* [Your goal]:
Without omitting anything, copy every entry word for word.

[Records contained in a dataset]
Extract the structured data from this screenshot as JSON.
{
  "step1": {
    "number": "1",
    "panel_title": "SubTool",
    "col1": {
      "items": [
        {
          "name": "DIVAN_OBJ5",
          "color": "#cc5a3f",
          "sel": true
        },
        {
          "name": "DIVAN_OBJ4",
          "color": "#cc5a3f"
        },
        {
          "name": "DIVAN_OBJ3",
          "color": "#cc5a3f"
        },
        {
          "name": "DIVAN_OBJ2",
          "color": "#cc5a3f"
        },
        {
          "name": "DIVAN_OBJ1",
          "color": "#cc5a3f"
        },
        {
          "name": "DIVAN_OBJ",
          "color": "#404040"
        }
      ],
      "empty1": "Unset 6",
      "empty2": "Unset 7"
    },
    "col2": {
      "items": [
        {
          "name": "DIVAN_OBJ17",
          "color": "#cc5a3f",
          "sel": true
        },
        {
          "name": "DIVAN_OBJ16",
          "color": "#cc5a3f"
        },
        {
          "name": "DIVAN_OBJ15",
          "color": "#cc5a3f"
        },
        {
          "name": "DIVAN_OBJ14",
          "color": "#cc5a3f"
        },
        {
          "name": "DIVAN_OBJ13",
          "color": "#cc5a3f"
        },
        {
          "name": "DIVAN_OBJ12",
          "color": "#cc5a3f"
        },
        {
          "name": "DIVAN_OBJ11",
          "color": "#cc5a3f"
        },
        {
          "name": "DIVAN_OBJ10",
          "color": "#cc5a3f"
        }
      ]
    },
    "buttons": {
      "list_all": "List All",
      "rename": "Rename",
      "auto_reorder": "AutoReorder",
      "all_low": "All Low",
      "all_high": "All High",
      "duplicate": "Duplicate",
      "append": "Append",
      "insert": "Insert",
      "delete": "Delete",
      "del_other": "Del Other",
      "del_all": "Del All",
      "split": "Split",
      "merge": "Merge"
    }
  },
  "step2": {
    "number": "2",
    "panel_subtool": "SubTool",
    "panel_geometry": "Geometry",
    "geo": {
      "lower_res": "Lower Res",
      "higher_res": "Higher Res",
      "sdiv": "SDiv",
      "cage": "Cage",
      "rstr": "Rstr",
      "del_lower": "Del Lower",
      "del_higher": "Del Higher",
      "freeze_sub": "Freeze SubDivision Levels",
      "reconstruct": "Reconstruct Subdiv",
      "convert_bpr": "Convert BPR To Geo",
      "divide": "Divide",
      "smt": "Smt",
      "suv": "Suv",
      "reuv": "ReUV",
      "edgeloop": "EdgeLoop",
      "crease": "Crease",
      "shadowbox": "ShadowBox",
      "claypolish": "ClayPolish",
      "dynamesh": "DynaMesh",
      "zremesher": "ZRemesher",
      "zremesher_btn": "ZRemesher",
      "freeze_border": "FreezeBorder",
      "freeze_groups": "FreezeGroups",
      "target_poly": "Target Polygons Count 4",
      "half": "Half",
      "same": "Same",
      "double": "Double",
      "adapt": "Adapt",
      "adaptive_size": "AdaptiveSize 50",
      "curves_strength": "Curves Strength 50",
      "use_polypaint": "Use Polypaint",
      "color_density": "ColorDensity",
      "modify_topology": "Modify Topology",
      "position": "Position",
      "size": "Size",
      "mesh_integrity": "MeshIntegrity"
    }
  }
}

* [Exercise solution]:
Extract the structured data from this screenshot as JSON.
{
  "step1": {
    "number": "1",
    "panel_title": "SubTool",
    "col1": {
      "items": [
        {
          "name": "DIVAN_OBJ5",
          "color": "#cc5a3f",
          "sel": true
        },
        {
          "name": "DIVAN_OBJ4",
          "color": "#cc5a3f"
        },
        {
          "name": "DIVAN_OBJ3",
          "color": "#cc5a3f"
        },
        {
          "name": "DIVAN_OBJ2",
          "color": "#cc5a3f"
        },
        {
          "name": "DIVAN_OBJ1",
          "color": "#cc5a3f"
        },
        {
          "name": "DIVAN_OBJ",
          "color": "#404040"
        }
      ],
      "empty1": "Unset 6",
      "empty2": "Unset 7"
    },
    "col2": {
      "items": [
        {
          "name": "DIVAN_OBJ17",
          "color": "#cc5a3f",
          "sel": true
        },
        {
          "name": "DIVAN_OBJ16",
          "color": "#cc5a3f"
        },
        {
          "name": "DIVAN_OBJ15",
          "color": "#cc5a3f"
        },
        {
          "name": "DIVAN_OBJ14",
          "color": "#cc5a3f"
        },
        {
          "name": "DIVAN_OBJ13",
          "color": "#cc5a3f"
        },
        {
          "name": "DIVAN_OBJ12",
          "color": "#cc5a3f"
        },
        {
          "name": "DIVAN_OBJ11",
          "color": "#cc5a3f"
        },
        {
          "name": "DIVAN_OBJ10",
          "color": "#cc5a3f"
        }
      ]
    },
    "buttons": {
      "list_all": "List All",
      "rename": "Rename",
      "auto_reorder": "AutoReorder",
      "all_low": "All Low",
      "all_high": "All High",
      "duplicate": "Duplicate",
      "append": "Append",
      "insert": "Insert",
      "delete": "Delete",
      "del_other": "Del Other",
      "del_all": "Del All",
      "split": "Split",
      "merge": "Merge"
    }
  },
  "step2": {
    "number": "2",
    "panel_subtool": "SubTool",
    "panel_geometry": "Geometry",
    "geo": {
      "lower_res": "Lower Res",
      "higher_res": "Higher Res",
      "sdiv": "SDiv",
      "cage": "Cage",
      "rstr": "Rstr",
      "del_lower": "Del Lower",
      "del_higher": "Del Higher",
      "freeze_sub": "Freeze SubDivision Levels",
      "reconstruct": "Reconstruct Subdiv",
      "convert_bpr": "Convert BPR To Geo",
      "divide": "Divide",
      "smt": "Smt",
      "suv": "Suv",
      "reuv": "ReUV",
      "edgeloop": "EdgeLoop",
      "crease": "Crease",
      "shadowbox": "ShadowBox",
      "claypolish": "ClayPolish",
      "dynamesh": "DynaMesh",
      "zremesher": "ZRemesher",
      "zremesher_btn": "ZRemesher",
      "freeze_border": "FreezeBorder",
      "freeze_groups": "FreezeGroups",
      "target_poly": "Target Polygons Count 4",
      "half": "Half",
      "same": "Same",
      "double": "Double",
      "adapt": "Adapt",
      "adaptive_size": "AdaptiveSize 50",
      "curves_strength": "Curves Strength 50",
      "use_polypaint": "Use Polypaint",
      "color_density": "ColorDensity",
      "modify_topology": "Modify Topology",
      "position": "Position",
      "size": "Size",
      "mesh_integrity": "MeshIntegrity"
    }
  }
}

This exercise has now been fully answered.